Perhaps only able to be parsed by modern viewers who are willing to make
allowances for its historical context, Arthur H. Legendís
The Devilís Daughter nonetheless is
noteworthy for its status as a horror movie with an all-black cast. Set on a
Throughout The Devilís Daughter, actual locations are used to great effect. Between the overgrown jungle backdrops, the awareness of the plantationís social structure, and the constant drone of the voodoo drum beat, the movie develops an atmosphere that belies its niche roots. As wicked Hatian half-sister Miss Isabel, played with relish by Nina Mae McKinney, schemes to keep her plantation, she draws viewers into a world of voodoo magic rarely shown on screen.
There are elements here that warrant
attention regardless of the narrative. The movie opens with two elaborately
staged African American folk songs, performed by the cast. These have a
documentary quality that makes them worthwhile even when divorced from the plot.
Just as interesting, though, are the social divisions that exist among the cast
of characters.
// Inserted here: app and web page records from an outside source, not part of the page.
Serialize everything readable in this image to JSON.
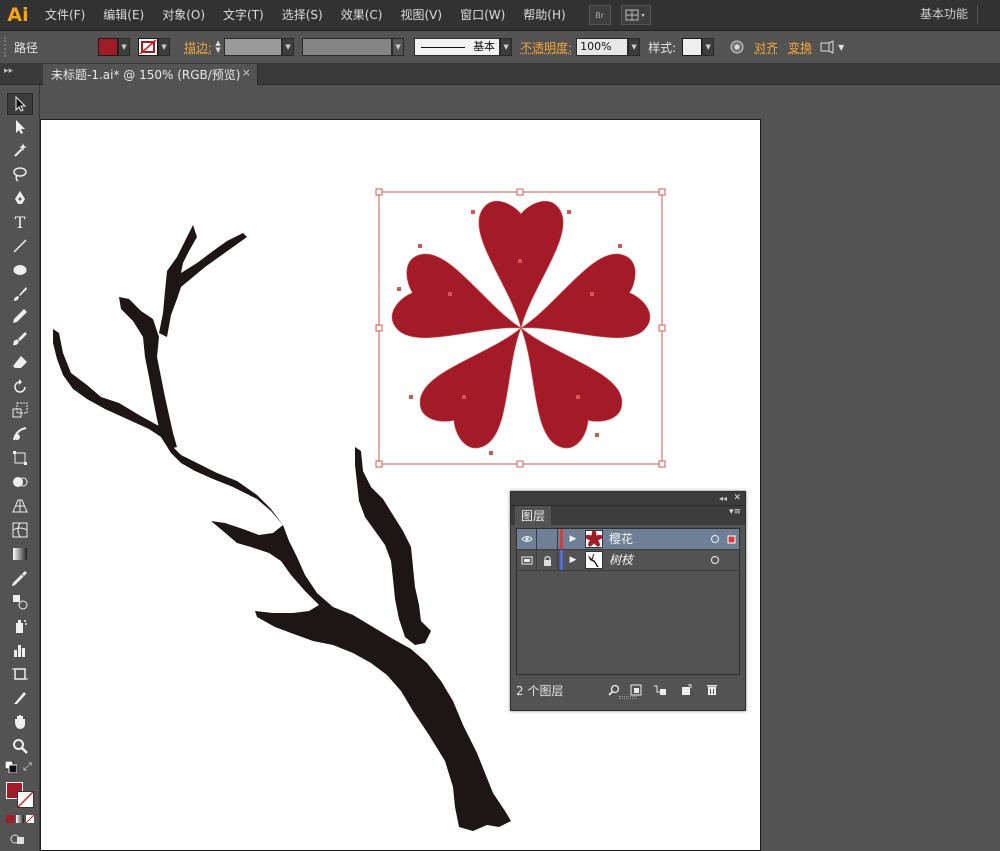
{
  "app": {
    "logo": "Ai"
  },
  "menu": [
    "文件(F)",
    "编辑(E)",
    "对象(O)",
    "文字(T)",
    "选择(S)",
    "效果(C)",
    "视图(V)",
    "窗口(W)",
    "帮助(H)"
  ],
  "menubar_buttons": {
    "bridge": "Br"
  },
  "workspace": "基本功能",
  "control": {
    "selection_type": "路径",
    "fill_color": "#a31a28",
    "stroke_label": "描边:",
    "stroke_profile": "基本",
    "opacity_label": "不透明度:",
    "opacity_value": "100%",
    "style_label": "样式:",
    "align_label": "对齐",
    "transform_label": "变换"
  },
  "document_tab": {
    "title": "未标题-1.ai* @ 150% (RGB/预览)",
    "close": "×"
  },
  "tools": [
    "selection-tool",
    "direct-selection-tool",
    "magic-wand-tool",
    "lasso-tool",
    "pen-tool",
    "type-tool",
    "line-segment-tool",
    "ellipse-tool",
    "paintbrush-tool",
    "pencil-tool",
    "blob-brush-tool",
    "eraser-tool",
    "rotate-tool",
    "scale-tool",
    "warp-tool",
    "free-transform-tool",
    "shape-builder-tool",
    "perspective-grid-tool",
    "mesh-tool",
    "gradient-tool",
    "eyedropper-tool",
    "blend-tool",
    "symbol-sprayer-tool",
    "column-graph-tool",
    "artboard-tool",
    "slice-tool",
    "hand-tool",
    "zoom-tool"
  ],
  "colors": {
    "flower": "#a31a28",
    "branch": "#1e1616",
    "selection": "#d9534f",
    "layer_1_color": "#d23f3f",
    "layer_2_color": "#4f6fd6"
  },
  "layers_panel": {
    "tab": "图层",
    "collapse": "◂◂",
    "close": "✕",
    "menu": "▾≡",
    "layers": [
      {
        "name": "樱花",
        "visible": true,
        "locked": false,
        "selected": true
      },
      {
        "name": "树枝",
        "visible": true,
        "locked": true,
        "selected": false
      }
    ],
    "count_label": "2 个图层"
  }
}
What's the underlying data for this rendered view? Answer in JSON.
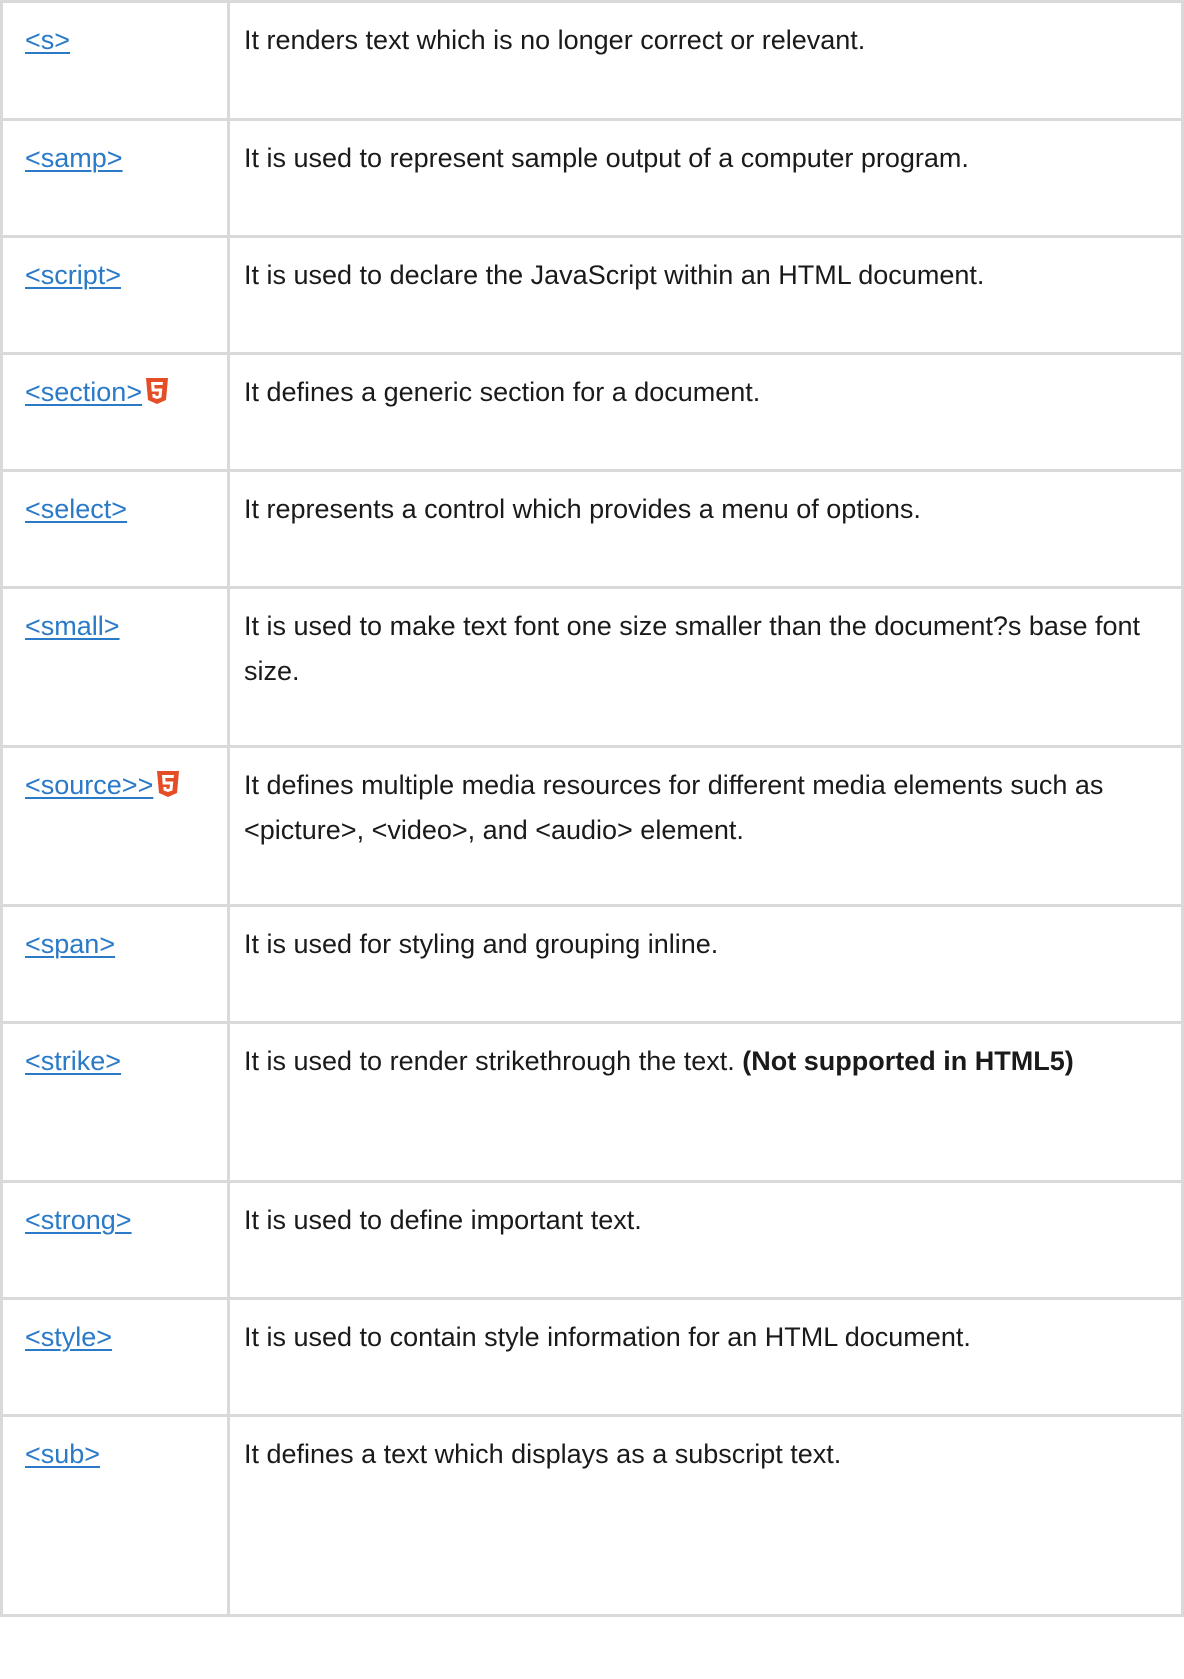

City folk are pitted against island folk. The educated face off
against the farmers. These tensions bubble under throughout the movie. We find
out that rightful heir Sylvia had moved to
Such political nuance enhances The Devilís Daughterís threadbare narrative. Still, the movieís most remarkable sequence functions as sociological spectacle. The extended voodoo ritual that sets the scene for climax feels genuine. It is so energetic that one suspects that its songs and dances were borrowed from actual rituals, and not dreamed up by screenwriters. Thereís no doubt that much of this material would soon be appropriated and more artfully shaped by Val Lewton for his classic I Walked With a Zombie, but in its best moments The Devilís Daughter achieves an authenticity that cannot be denied.